§ Goal of the exercise: The records that follow are to be repeated in full, with no pictures retained.

§ Records to process:

++++++++

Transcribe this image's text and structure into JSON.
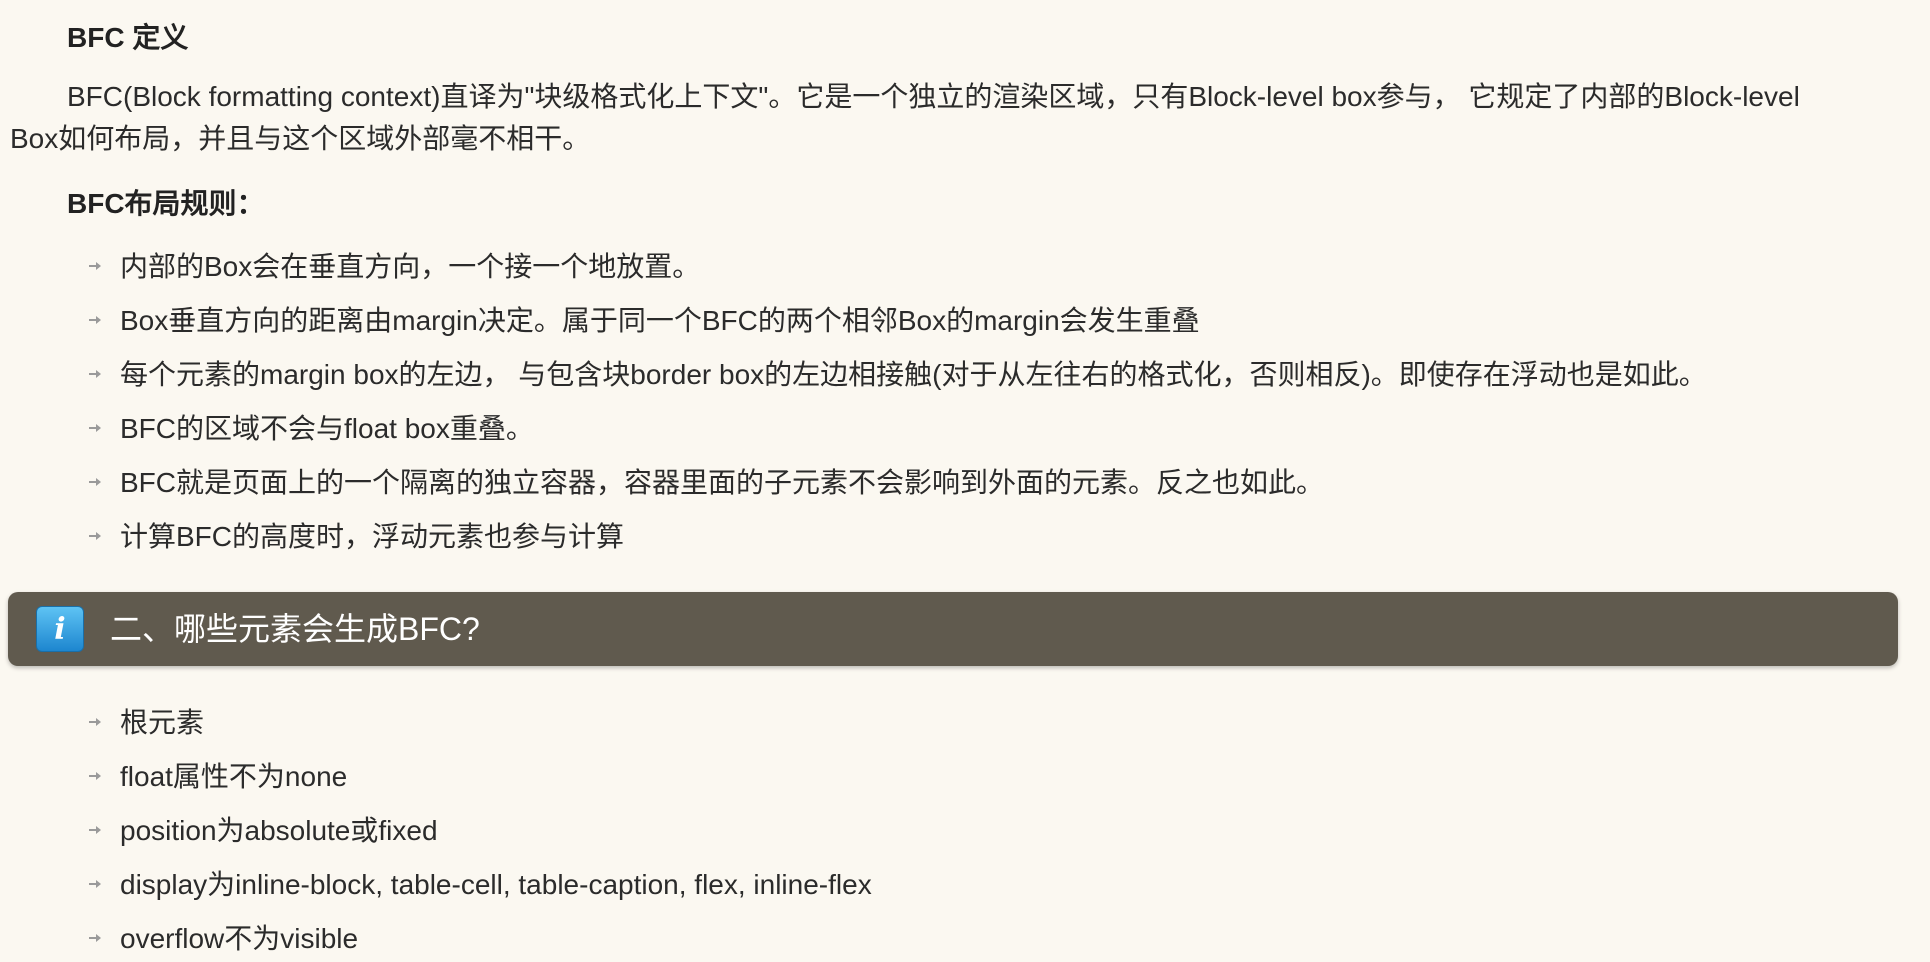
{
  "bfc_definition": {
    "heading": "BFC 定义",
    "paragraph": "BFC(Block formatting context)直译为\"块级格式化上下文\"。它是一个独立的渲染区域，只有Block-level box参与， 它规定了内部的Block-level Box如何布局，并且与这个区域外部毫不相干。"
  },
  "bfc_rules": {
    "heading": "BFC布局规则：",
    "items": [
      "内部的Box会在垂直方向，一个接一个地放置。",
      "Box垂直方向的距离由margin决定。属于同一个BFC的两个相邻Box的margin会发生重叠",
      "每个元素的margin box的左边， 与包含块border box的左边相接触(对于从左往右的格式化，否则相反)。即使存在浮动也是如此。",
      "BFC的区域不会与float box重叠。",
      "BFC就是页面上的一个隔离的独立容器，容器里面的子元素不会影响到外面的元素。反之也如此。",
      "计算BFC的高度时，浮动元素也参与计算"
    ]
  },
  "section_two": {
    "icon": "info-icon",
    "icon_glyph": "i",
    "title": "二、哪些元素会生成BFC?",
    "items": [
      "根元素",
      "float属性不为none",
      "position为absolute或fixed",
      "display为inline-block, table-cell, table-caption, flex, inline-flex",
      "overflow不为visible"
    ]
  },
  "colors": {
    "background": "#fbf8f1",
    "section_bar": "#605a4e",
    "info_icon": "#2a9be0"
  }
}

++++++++

§ Response for this exercise:
Transcribe this image's text and structure into JSON.
{
  "bfc_definition": {
    "heading": "BFC 定义",
    "paragraph": "BFC(Block formatting context)直译为\"块级格式化上下文\"。它是一个独立的渲染区域，只有Block-level box参与， 它规定了内部的Block-level Box如何布局，并且与这个区域外部毫不相干。"
  },
  "bfc_rules": {
    "heading": "BFC布局规则：",
    "items": [
      "内部的Box会在垂直方向，一个接一个地放置。",
      "Box垂直方向的距离由margin决定。属于同一个BFC的两个相邻Box的margin会发生重叠",
      "每个元素的margin box的左边， 与包含块border box的左边相接触(对于从左往右的格式化，否则相反)。即使存在浮动也是如此。",
      "BFC的区域不会与float box重叠。",
      "BFC就是页面上的一个隔离的独立容器，容器里面的子元素不会影响到外面的元素。反之也如此。",
      "计算BFC的高度时，浮动元素也参与计算"
    ]
  },
  "section_two": {
    "icon": "info-icon",
    "icon_glyph": "i",
    "title": "二、哪些元素会生成BFC?",
    "items": [
      "根元素",
      "float属性不为none",
      "position为absolute或fixed",
      "display为inline-block, table-cell, table-caption, flex, inline-flex",
      "overflow不为visible"
    ]
  },
  "colors": {
    "background": "#fbf8f1",
    "section_bar": "#605a4e",
    "info_icon": "#2a9be0"
  }
}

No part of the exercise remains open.